▶ Aim of the task: Give back the full set of entries that follows, exactly as written.

▶ Source material:
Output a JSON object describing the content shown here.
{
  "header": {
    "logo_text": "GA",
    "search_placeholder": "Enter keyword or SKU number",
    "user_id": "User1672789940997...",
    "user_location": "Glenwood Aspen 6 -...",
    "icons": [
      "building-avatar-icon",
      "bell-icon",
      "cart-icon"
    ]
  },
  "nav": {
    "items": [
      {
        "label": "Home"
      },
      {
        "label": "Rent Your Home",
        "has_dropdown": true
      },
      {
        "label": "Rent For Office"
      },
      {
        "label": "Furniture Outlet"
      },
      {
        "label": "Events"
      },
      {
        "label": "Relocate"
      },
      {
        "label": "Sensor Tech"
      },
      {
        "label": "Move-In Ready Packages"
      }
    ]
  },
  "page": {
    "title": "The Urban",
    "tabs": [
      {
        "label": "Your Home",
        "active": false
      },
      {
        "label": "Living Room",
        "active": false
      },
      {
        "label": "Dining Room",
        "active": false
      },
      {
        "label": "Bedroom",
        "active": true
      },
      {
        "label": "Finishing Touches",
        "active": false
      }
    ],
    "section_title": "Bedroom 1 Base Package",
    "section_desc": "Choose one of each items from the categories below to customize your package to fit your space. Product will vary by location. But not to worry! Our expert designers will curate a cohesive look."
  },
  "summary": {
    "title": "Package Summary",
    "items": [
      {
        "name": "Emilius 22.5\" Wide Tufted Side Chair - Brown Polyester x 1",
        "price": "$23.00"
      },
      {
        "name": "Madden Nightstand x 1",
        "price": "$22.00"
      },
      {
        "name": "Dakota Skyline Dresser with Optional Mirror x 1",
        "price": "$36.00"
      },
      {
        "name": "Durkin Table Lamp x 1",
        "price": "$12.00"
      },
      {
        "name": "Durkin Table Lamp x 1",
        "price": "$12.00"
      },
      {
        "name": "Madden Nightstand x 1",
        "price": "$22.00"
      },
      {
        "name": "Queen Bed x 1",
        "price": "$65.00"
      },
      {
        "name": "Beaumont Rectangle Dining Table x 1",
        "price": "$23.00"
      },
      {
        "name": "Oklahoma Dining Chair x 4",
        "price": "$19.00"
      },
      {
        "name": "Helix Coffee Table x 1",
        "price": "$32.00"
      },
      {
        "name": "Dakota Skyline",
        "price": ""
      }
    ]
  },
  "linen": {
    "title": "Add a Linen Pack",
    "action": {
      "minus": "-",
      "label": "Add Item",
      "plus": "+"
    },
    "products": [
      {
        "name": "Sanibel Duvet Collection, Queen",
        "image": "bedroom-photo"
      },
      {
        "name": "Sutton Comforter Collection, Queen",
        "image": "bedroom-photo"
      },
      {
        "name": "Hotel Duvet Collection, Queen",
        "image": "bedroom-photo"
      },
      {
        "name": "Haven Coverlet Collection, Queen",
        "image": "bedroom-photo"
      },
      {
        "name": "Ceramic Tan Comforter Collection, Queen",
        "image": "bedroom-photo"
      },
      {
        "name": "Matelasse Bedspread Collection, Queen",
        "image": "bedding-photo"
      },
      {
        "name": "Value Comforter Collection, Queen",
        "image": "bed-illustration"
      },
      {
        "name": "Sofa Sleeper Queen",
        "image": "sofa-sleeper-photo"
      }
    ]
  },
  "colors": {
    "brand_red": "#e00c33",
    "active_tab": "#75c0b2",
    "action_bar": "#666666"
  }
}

▶ Written response:
Output a JSON object describing the content shown here.
{
  "header": {
    "logo_text": "GA",
    "search_placeholder": "Enter keyword or SKU number",
    "user_id": "User1672789940997...",
    "user_location": "Glenwood Aspen 6 -...",
    "icons": [
      "building-avatar-icon",
      "bell-icon",
      "cart-icon"
    ]
  },
  "nav": {
    "items": [
      {
        "label": "Home"
      },
      {
        "label": "Rent Your Home",
        "has_dropdown": true
      },
      {
        "label": "Rent For Office"
      },
      {
        "label": "Furniture Outlet"
      },
      {
        "label": "Events"
      },
      {
        "label": "Relocate"
      },
      {
        "label": "Sensor Tech"
      },
      {
        "label": "Move-In Ready Packages"
      }
    ]
  },
  "page": {
    "title": "The Urban",
    "tabs": [
      {
        "label": "Your Home",
        "active": false
      },
      {
        "label": "Living Room",
        "active": false
      },
      {
        "label": "Dining Room",
        "active": false
      },
      {
        "label": "Bedroom",
        "active": true
      },
      {
        "label": "Finishing Touches",
        "active": false
      }
    ],
    "section_title": "Bedroom 1 Base Package",
    "section_desc": "Choose one of each items from the categories below to customize your package to fit your space. Product will vary by location. But not to worry! Our expert designers will curate a cohesive look."
  },
  "summary": {
    "title": "Package Summary",
    "items": [
      {
        "name": "Emilius 22.5\" Wide Tufted Side Chair - Brown Polyester x 1",
        "price": "$23.00"
      },
      {
        "name": "Madden Nightstand x 1",
        "price": "$22.00"
      },
      {
        "name": "Dakota Skyline Dresser with Optional Mirror x 1",
        "price": "$36.00"
      },
      {
        "name": "Durkin Table Lamp x 1",
        "price": "$12.00"
      },
      {
        "name": "Durkin Table Lamp x 1",
        "price": "$12.00"
      },
      {
        "name": "Madden Nightstand x 1",
        "price": "$22.00"
      },
      {
        "name": "Queen Bed x 1",
        "price": "$65.00"
      },
      {
        "name": "Beaumont Rectangle Dining Table x 1",
        "price": "$23.00"
      },
      {
        "name": "Oklahoma Dining Chair x 4",
        "price": "$19.00"
      },
      {
        "name": "Helix Coffee Table x 1",
        "price": "$32.00"
      },
      {
        "name": "Dakota Skyline",
        "price": ""
      }
    ]
  },
  "linen": {
    "title": "Add a Linen Pack",
    "action": {
      "minus": "-",
      "label": "Add Item",
      "plus": "+"
    },
    "products": [
      {
        "name": "Sanibel Duvet Collection, Queen",
        "image": "bedroom-photo"
      },
      {
        "name": "Sutton Comforter Collection, Queen",
        "image": "bedroom-photo"
      },
      {
        "name": "Hotel Duvet Collection, Queen",
        "image": "bedroom-photo"
      },
      {
        "name": "Haven Coverlet Collection, Queen",
        "image": "bedroom-photo"
      },
      {
        "name": "Ceramic Tan Comforter Collection, Queen",
        "image": "bedroom-photo"
      },
      {
        "name": "Matelasse Bedspread Collection, Queen",
        "image": "bedding-photo"
      },
      {
        "name": "Value Comforter Collection, Queen",
        "image": "bed-illustration"
      },
      {
        "name": "Sofa Sleeper Queen",
        "image": "sofa-sleeper-photo"
      }
    ]
  },
  "colors": {
    "brand_red": "#e00c33",
    "active_tab": "#75c0b2",
    "action_bar": "#666666"
  }
}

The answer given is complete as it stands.